§ Work instruction
Check each line of the data below for the string "Search". Then give the number of lines that have it, without anything else.

────────────────

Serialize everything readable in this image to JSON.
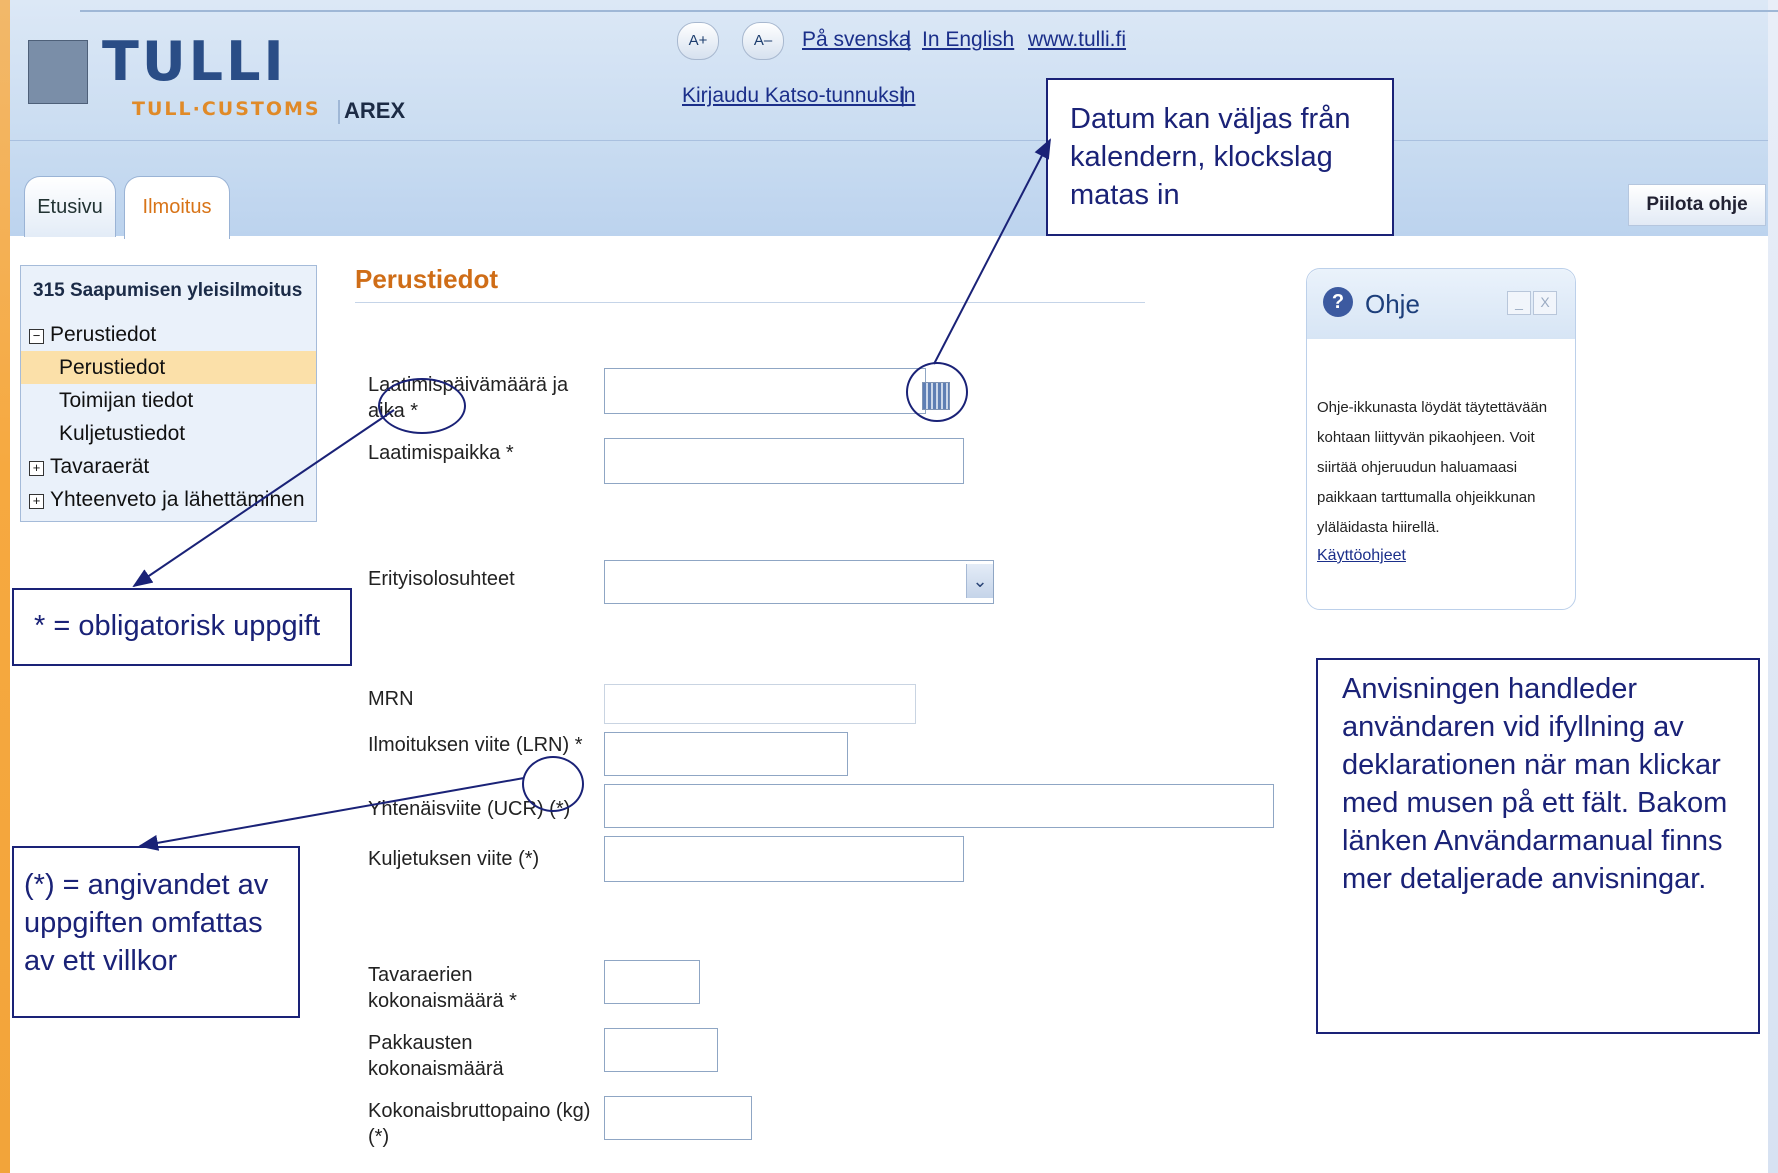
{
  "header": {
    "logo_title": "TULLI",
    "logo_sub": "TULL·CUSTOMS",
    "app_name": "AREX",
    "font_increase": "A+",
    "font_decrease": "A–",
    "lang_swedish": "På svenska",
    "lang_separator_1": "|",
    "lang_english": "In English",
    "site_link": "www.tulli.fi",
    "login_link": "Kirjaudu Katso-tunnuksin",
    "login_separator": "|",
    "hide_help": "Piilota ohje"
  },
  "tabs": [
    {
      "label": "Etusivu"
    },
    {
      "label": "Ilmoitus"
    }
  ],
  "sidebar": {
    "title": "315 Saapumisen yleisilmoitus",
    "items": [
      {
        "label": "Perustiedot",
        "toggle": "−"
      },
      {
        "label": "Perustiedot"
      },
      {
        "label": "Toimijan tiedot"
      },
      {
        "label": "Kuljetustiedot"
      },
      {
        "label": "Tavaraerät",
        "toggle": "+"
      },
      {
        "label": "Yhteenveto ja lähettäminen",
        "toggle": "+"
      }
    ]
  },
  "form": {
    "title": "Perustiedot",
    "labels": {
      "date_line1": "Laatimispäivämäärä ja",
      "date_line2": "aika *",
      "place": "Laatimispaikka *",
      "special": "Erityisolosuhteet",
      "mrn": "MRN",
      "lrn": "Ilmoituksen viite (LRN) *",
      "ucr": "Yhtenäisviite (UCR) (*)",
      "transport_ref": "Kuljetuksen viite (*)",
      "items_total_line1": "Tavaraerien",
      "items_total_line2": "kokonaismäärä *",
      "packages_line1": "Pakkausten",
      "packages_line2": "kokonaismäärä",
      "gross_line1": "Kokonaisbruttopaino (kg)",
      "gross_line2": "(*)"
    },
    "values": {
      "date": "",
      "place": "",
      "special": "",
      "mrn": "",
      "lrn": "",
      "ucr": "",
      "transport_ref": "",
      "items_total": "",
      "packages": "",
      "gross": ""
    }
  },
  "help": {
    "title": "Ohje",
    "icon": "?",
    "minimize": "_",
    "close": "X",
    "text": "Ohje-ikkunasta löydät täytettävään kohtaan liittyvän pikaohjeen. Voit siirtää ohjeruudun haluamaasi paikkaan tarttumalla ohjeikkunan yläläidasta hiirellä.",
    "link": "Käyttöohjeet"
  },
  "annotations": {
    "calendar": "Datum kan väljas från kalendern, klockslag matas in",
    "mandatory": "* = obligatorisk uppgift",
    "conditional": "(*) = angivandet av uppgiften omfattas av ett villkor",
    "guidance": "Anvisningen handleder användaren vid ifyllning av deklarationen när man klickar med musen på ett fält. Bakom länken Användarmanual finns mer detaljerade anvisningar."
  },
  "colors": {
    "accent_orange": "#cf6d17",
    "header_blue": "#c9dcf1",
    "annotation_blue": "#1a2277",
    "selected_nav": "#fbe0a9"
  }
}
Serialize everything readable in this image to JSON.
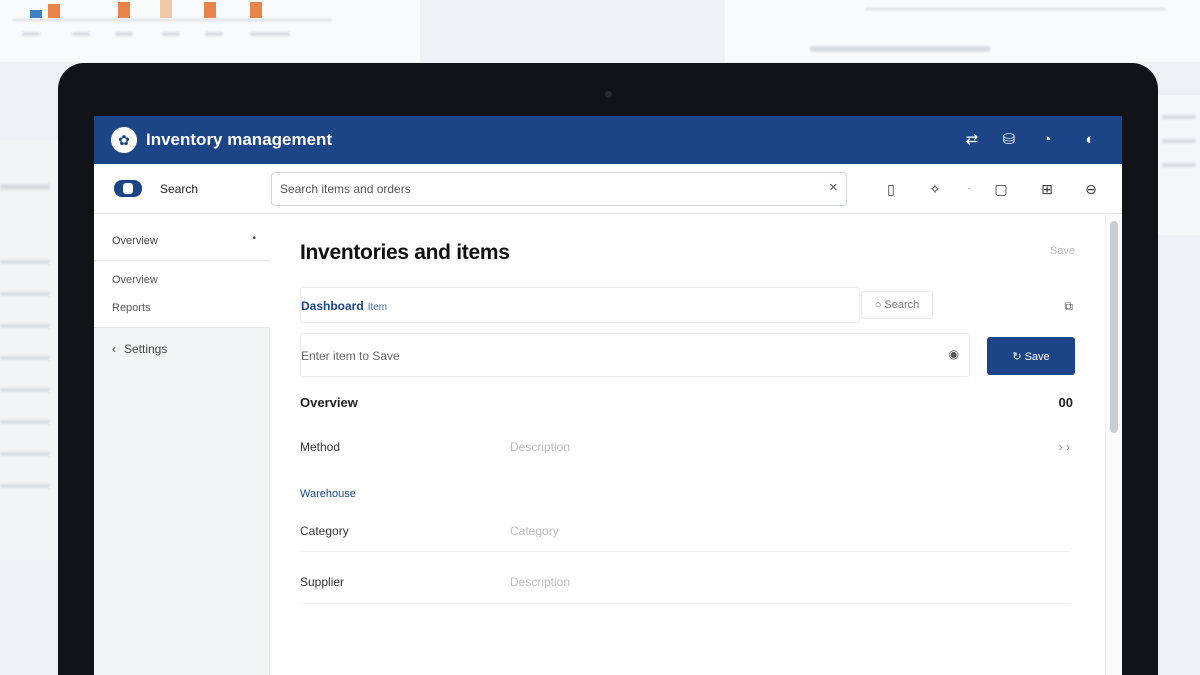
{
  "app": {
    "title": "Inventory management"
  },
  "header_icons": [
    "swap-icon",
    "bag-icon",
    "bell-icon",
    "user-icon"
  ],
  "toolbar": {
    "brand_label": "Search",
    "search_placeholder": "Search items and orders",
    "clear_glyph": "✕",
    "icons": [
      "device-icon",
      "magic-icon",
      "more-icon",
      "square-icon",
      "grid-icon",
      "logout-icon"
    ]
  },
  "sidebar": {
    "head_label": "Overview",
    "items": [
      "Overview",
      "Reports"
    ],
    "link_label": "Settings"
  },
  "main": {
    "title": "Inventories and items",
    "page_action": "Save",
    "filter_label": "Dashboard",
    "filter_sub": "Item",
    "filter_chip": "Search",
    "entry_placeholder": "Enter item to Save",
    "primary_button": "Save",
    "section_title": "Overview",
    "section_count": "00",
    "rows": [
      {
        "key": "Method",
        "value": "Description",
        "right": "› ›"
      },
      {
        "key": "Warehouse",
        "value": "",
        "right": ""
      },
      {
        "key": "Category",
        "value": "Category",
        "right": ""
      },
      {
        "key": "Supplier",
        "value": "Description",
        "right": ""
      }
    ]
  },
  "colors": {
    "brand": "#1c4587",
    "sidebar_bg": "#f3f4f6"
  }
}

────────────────

§ Solution to this exercise
3